- PROBLEM DESCRIPTION
Please return each record below exactly, with nothing left out.

Items listed in a dataset:
────────
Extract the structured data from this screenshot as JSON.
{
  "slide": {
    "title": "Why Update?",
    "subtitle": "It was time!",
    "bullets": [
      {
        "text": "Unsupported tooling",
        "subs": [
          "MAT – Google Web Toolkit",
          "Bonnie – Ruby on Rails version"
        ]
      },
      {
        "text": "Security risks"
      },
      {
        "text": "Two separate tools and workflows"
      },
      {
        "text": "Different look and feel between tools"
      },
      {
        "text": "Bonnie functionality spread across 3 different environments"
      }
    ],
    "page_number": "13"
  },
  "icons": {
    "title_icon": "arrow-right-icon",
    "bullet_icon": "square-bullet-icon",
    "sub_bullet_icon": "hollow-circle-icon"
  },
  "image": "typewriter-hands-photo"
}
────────
- WORKED SOLUTION
Extract the structured data from this screenshot as JSON.
{
  "slide": {
    "title": "Why Update?",
    "subtitle": "It was time!",
    "bullets": [
      {
        "text": "Unsupported tooling",
        "subs": [
          "MAT – Google Web Toolkit",
          "Bonnie – Ruby on Rails version"
        ]
      },
      {
        "text": "Security risks"
      },
      {
        "text": "Two separate tools and workflows"
      },
      {
        "text": "Different look and feel between tools"
      },
      {
        "text": "Bonnie functionality spread across 3 different environments"
      }
    ],
    "page_number": "13"
  },
  "icons": {
    "title_icon": "arrow-right-icon",
    "bullet_icon": "square-bullet-icon",
    "sub_bullet_icon": "hollow-circle-icon"
  },
  "image": "typewriter-hands-photo"
}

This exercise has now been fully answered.